There are many factors or reasons for people to travel—for work, for leisure, and even for seeking refuge from their home country in turmoil.

Regardless of the reason, the arduous task of applying for visas is still a major deterrent, particularly for people who are living in countries with “less powerful” passports such as the Philippines.

The hassle of visa application was echoed on Twitter by Jamaican Kamilah Taylor, a freelance writer and engineer based in the United States.

Passport privilege is a phrase Taylor used to describe passports of countries with less visa restrictions.

“Every time I travel to Europe, I have to prove I have money in my bank account, a job, a place to stay every night, international medical insurance, and a flight in and out, all because the country of my birth apparently implies I’m at risk of illegally immigrating,” she added in the thread.

Taylor explained that she made this post because she was frustrated with the requirements in applying for a visa to Germany.

Many seemed to share her sentiments on this travel hindrance.


Taylor may be Jamaican but many Filipinos would also find the tweet speaking for them.

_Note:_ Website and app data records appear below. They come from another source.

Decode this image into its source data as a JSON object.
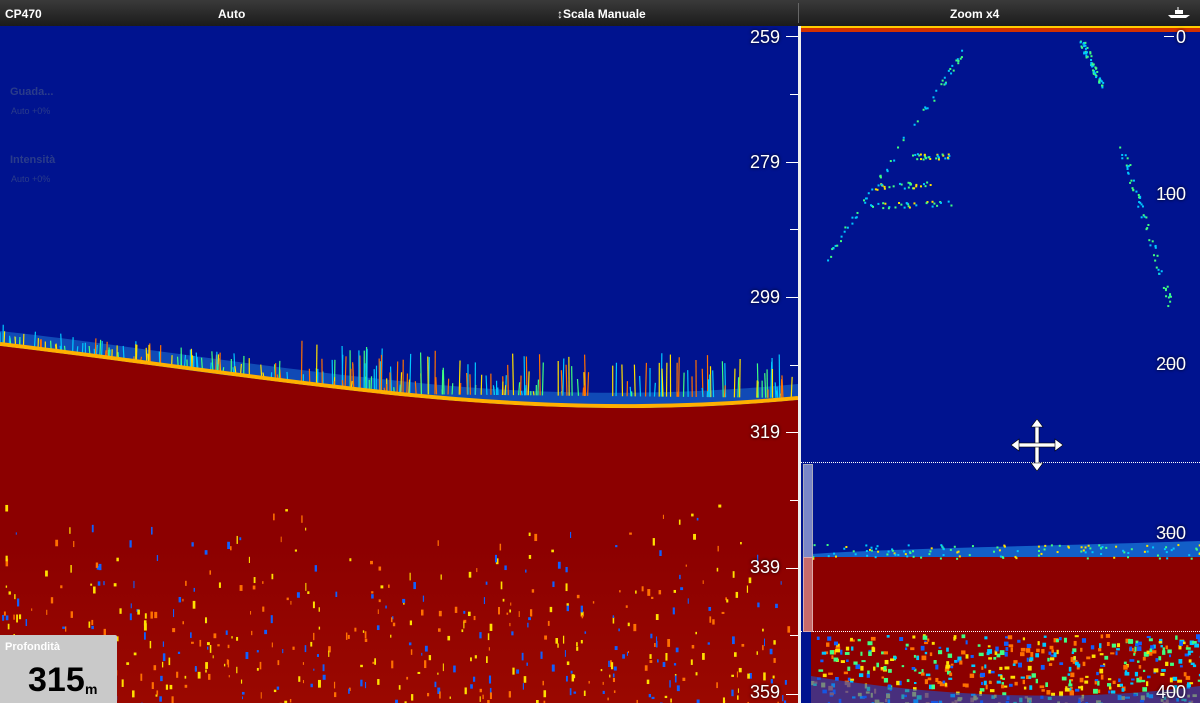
{
  "header": {
    "source": "CP470",
    "mode": "Auto",
    "scale_mode": "↕Scala Manuale",
    "zoom": "Zoom x4",
    "boat_icon": "boat-icon"
  },
  "left_scale": [
    "259",
    "279",
    "299",
    "319",
    "339",
    "359"
  ],
  "right_scale": [
    "0",
    "100",
    "200",
    "300",
    "400"
  ],
  "overlay_menu": {
    "gain_label": "Guada...",
    "gain_value": "Auto +0%",
    "intensity_label": "Intensità",
    "intensity_value": "Auto +0%"
  },
  "depth": {
    "label": "Profondità",
    "value": "315",
    "unit": "m"
  },
  "colors": {
    "water": "#00138f",
    "bottom": "#8c0000",
    "divider": "#eeeeee"
  },
  "icons": {
    "cursor": "move-cursor-icon"
  }
}
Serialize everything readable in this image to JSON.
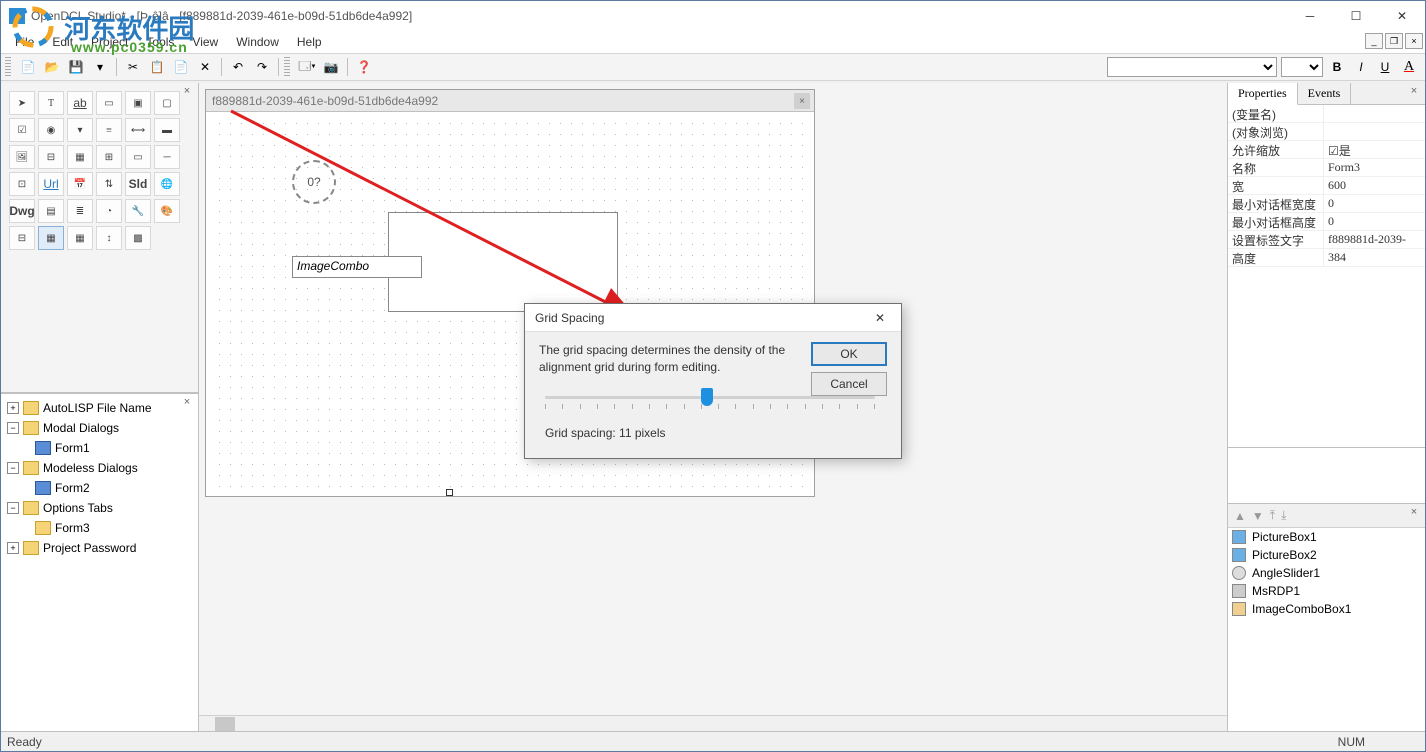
{
  "window": {
    "title": "OpenDCL Studio* - [Þ·ê]â - [f889881d-2039-461e-b09d-51db6de4a992]"
  },
  "menu": {
    "file": "File",
    "edit": "Edit",
    "project": "Project",
    "tools": "Tools",
    "view": "View",
    "window": "Window",
    "help": "Help"
  },
  "document": {
    "title": "f889881d-2039-461e-b09d-51db6de4a992"
  },
  "designer": {
    "dial_label": "0?",
    "imagecombo_label": "ImageCombo"
  },
  "dialog": {
    "title": "Grid Spacing",
    "text": "The grid spacing determines the density of the alignment grid during form editing.",
    "ok": "OK",
    "cancel": "Cancel",
    "value_label": "Grid spacing: 11 pixels"
  },
  "tree": {
    "n0": "AutoLISP File Name",
    "n1": "Modal Dialogs",
    "n1a": "Form1",
    "n2": "Modeless Dialogs",
    "n2a": "Form2",
    "n3": "Options Tabs",
    "n3a": "Form3",
    "n4": "Project Password"
  },
  "props": {
    "tab_properties": "Properties",
    "tab_events": "Events",
    "r0k": "(变量名)",
    "r0v": "",
    "r1k": "(对象浏览)",
    "r1v": "",
    "r2k": "允许缩放",
    "r2v": "☑是",
    "r3k": "名称",
    "r3v": "Form3",
    "r4k": "宽",
    "r4v": "600",
    "r5k": "最小对话框宽度",
    "r5v": "0",
    "r6k": "最小对话框高度",
    "r6v": "0",
    "r7k": "设置标签文字",
    "r7v": "f889881d-2039-",
    "r8k": "高度",
    "r8v": "384"
  },
  "zorder": {
    "i0": "PictureBox1",
    "i1": "PictureBox2",
    "i2": "AngleSlider1",
    "i3": "MsRDP1",
    "i4": "ImageComboBox1"
  },
  "status": {
    "ready": "Ready",
    "num": "NUM"
  },
  "watermark": {
    "text": "河东软件园",
    "url": "www.pc0359.cn"
  }
}
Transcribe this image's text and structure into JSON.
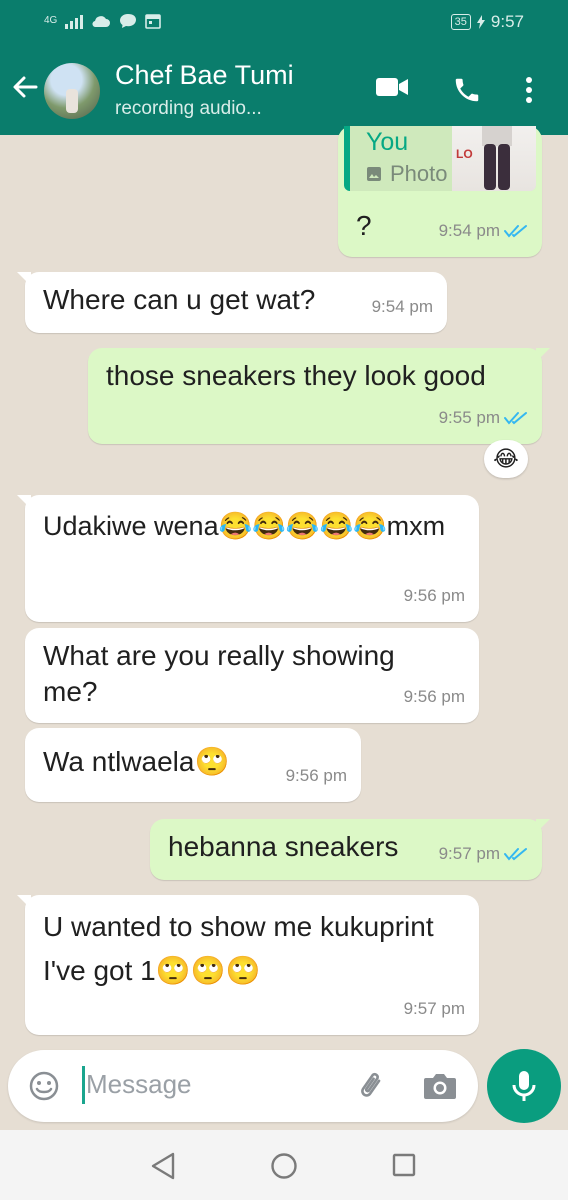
{
  "status_bar": {
    "network": "4G",
    "battery": "35",
    "time": "9:57"
  },
  "header": {
    "contact_name": "Chef Bae Tumi",
    "status": "recording audio..."
  },
  "messages": [
    {
      "direction": "out",
      "quote": {
        "author": "You",
        "type": "Photo"
      },
      "text": "?",
      "time": "9:54 pm",
      "read": true
    },
    {
      "direction": "in",
      "text": "Where can u get wat?",
      "time": "9:54 pm"
    },
    {
      "direction": "out",
      "text": "those sneakers they look good",
      "time": "9:55 pm",
      "read": true,
      "reaction": "😂"
    },
    {
      "direction": "in",
      "text": "Udakiwe wena😂😂😂😂😂mxm",
      "time": "9:56 pm"
    },
    {
      "direction": "in",
      "text": "What are you really showing me?",
      "time": "9:56 pm"
    },
    {
      "direction": "in",
      "text": "Wa ntlwaela🙄",
      "time": "9:56 pm"
    },
    {
      "direction": "out",
      "text": "hebanna sneakers",
      "time": "9:57 pm",
      "read": true
    },
    {
      "direction": "in",
      "text": "U wanted to show me kukuprint I've got 1🙄🙄🙄",
      "time": "9:57 pm"
    }
  ],
  "composer": {
    "placeholder": "Message"
  },
  "colors": {
    "header": "#0a7d6c",
    "outgoing_bubble": "#dcf8c6",
    "incoming_bubble": "#ffffff",
    "read_ticks": "#34b7f1",
    "accent": "#0a9d7f"
  },
  "icons": {
    "back": "arrow-left-icon",
    "video": "video-call-icon",
    "call": "phone-icon",
    "menu": "more-vert-icon",
    "emoji": "emoji-icon",
    "attach": "paperclip-icon",
    "camera": "camera-icon",
    "mic": "mic-icon"
  }
}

Limits of a Philippine passport

Taylor may be Jamaican but many Filipinos would also find the tweet speaking for them.

The 2018 Henley Passport Index ranked the German passport as the most powerful, with visa-free access to 177 countries among the 199 countries in the index. The Philippine passport paled in comparison, with only 63 countries its holders have access to prior to approval by embassies.

Looking at the list, only Singapore, Japan, and South Korea are the countries in Asia that made it to the top ten ranks. The rest of the most powerful passports are European countries’, alongside those of the United States, Canada, New Zealand and Australia.

Why Filipinos can only travel to 63 countries without a visa

There are many ways countries reach visa-free travel agreements among each other. For example, countries that belong to the European Union and the Association of Southeast Asian Nations abide by a common visa policy.

Countries with good bilateral relations also come up with travel agreements especially when concerns over illegal immigration and security are eased.

While it’s easier for foreigners with powerful visas to visit the country, Filipinos will continue having a hard time visiting theirs.

Having global access may seem a trivial matter to some, this is a big deal for people whose professions depend on traveling.